Your instructions => Which lines of the records below contain the word "huangjia"? Show each one.

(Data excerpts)
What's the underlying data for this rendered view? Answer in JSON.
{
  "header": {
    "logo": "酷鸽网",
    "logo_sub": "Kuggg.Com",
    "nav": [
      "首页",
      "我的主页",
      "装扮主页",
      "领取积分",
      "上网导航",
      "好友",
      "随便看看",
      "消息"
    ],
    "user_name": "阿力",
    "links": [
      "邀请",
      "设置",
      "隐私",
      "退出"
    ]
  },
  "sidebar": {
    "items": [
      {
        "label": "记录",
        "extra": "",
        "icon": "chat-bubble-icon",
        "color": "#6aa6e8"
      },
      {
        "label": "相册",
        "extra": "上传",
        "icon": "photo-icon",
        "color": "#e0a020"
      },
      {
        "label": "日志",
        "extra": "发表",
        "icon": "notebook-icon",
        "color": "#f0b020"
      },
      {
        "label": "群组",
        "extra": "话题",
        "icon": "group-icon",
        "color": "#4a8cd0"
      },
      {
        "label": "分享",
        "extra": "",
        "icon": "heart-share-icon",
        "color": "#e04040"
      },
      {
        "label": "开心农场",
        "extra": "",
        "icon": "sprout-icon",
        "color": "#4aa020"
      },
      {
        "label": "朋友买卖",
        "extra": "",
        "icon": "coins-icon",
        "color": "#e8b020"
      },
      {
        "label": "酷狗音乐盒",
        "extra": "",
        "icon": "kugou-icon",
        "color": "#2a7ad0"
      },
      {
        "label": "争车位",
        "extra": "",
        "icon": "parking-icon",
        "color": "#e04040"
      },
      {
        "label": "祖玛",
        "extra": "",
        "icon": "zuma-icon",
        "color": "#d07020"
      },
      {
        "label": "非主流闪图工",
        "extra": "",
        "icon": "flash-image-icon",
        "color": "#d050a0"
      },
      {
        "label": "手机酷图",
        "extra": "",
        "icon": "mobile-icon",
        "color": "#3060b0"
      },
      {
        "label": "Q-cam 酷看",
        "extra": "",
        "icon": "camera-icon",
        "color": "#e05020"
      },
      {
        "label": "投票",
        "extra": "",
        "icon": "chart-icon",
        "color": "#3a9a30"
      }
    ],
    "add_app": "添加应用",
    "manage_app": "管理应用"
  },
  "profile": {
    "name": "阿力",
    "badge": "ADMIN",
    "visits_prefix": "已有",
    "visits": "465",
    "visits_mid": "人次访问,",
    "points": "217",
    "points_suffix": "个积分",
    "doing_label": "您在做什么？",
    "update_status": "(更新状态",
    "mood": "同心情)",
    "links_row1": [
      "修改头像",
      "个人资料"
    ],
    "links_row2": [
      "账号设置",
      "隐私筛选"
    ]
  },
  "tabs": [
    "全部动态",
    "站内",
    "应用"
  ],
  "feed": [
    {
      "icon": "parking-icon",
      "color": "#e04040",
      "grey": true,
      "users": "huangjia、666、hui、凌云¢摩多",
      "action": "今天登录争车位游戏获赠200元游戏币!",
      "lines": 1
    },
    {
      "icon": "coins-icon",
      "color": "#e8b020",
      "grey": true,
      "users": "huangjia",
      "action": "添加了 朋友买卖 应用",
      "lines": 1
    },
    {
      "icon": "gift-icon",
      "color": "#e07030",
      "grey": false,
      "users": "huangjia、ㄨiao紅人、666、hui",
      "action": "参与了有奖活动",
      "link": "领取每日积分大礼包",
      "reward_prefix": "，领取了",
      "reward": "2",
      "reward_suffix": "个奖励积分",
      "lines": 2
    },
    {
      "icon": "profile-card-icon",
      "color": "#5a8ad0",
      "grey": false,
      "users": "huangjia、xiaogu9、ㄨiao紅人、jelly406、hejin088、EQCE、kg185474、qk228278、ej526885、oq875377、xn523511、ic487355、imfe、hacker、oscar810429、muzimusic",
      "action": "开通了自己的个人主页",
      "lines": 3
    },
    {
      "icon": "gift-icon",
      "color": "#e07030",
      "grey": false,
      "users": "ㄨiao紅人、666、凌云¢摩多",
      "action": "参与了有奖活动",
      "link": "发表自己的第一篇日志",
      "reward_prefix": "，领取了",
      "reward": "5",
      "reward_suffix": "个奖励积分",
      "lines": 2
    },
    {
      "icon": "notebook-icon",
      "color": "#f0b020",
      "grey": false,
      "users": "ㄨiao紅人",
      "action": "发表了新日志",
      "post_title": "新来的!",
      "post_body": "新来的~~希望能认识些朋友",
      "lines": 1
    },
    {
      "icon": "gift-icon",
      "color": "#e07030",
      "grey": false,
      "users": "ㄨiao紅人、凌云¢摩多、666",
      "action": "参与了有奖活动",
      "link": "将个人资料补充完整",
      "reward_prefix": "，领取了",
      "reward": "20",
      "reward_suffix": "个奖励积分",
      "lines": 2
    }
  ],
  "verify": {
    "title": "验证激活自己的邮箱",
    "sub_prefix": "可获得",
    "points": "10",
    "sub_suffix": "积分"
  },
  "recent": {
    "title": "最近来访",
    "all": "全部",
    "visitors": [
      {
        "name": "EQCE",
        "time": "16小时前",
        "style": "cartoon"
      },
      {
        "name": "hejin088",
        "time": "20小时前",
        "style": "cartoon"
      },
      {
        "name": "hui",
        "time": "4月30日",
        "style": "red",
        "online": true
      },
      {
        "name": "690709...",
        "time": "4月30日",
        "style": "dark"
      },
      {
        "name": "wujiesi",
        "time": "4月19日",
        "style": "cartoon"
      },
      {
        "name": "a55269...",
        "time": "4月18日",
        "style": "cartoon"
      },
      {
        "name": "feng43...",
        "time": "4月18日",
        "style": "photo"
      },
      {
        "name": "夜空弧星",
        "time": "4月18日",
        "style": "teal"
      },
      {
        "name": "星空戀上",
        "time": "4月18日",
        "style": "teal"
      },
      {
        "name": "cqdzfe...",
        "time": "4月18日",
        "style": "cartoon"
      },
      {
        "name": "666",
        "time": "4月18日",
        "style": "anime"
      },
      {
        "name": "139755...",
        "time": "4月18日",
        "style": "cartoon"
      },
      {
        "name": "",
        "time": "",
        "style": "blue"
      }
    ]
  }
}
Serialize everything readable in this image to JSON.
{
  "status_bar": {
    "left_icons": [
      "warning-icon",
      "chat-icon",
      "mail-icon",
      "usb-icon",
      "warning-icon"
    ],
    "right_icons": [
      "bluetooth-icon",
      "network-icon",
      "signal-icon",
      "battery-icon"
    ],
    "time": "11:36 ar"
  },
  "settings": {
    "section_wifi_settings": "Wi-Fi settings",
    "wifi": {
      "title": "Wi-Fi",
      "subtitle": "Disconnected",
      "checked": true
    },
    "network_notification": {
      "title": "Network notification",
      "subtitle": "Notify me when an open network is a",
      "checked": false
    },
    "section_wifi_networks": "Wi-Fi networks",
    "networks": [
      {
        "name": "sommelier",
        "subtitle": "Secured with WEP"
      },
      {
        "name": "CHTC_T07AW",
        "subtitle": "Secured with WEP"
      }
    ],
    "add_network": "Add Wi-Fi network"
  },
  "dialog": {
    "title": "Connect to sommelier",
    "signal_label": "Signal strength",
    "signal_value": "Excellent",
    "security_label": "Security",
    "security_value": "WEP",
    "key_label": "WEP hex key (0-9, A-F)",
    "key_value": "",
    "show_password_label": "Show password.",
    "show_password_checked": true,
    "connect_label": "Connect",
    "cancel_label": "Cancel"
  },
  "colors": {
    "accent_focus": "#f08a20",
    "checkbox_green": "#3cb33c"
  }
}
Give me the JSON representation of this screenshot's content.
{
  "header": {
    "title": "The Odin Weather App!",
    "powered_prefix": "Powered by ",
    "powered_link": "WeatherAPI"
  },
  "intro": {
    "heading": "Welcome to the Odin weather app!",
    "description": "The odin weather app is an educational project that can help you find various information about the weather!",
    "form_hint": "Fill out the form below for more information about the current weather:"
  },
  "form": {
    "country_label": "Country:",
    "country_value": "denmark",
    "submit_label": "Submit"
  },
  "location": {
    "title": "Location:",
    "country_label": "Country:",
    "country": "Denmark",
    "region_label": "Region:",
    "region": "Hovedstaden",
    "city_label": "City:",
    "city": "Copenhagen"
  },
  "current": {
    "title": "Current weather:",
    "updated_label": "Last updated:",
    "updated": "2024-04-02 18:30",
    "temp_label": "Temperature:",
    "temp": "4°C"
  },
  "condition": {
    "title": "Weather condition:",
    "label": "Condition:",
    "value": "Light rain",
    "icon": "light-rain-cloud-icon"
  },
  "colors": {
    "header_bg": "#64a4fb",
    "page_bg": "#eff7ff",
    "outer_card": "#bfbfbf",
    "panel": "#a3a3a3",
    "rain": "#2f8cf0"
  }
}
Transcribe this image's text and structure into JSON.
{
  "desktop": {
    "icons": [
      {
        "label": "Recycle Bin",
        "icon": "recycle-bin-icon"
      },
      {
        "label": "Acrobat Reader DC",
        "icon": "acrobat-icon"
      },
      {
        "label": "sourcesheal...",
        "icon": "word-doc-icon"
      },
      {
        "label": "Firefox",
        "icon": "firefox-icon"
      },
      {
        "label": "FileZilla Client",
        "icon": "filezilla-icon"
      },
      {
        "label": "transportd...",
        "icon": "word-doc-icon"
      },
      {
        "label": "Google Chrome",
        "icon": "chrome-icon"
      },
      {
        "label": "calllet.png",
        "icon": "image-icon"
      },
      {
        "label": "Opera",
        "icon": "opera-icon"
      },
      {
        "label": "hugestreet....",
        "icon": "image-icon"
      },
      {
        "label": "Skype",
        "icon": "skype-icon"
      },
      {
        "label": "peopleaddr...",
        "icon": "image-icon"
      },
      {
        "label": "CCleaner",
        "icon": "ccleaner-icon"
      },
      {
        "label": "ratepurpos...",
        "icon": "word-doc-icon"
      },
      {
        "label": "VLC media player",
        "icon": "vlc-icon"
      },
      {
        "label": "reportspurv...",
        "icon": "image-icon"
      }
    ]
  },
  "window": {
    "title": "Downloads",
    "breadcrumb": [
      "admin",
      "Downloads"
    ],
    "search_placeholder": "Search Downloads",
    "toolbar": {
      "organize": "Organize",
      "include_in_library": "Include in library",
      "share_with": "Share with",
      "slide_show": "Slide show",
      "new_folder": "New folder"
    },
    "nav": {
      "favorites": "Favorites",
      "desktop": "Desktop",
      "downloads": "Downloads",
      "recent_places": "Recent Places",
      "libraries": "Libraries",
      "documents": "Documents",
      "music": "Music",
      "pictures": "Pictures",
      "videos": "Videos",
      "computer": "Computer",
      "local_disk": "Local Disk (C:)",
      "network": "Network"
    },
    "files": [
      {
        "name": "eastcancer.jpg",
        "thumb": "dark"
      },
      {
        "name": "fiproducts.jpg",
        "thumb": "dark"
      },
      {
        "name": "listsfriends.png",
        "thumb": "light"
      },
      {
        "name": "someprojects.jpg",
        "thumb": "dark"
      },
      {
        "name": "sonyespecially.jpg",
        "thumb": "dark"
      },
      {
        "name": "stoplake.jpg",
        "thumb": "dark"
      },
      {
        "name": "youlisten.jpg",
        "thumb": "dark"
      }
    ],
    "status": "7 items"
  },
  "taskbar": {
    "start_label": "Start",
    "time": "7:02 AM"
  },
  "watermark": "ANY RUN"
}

Output of the exercise =>
      "users": "huangjia、666、hui、凌云¢摩多",
      "users": "huangjia",
      "users": "huangjia、ㄨiao紅人、666、hui",
      "users": "huangjia、xiaogu9、ㄨiao紅人、jelly406、hejin088、EQCE、kg185474、qk228278、ej526885、oq875377、xn523511、ic487355、imfe、hacker、oscar810429、muzimusic",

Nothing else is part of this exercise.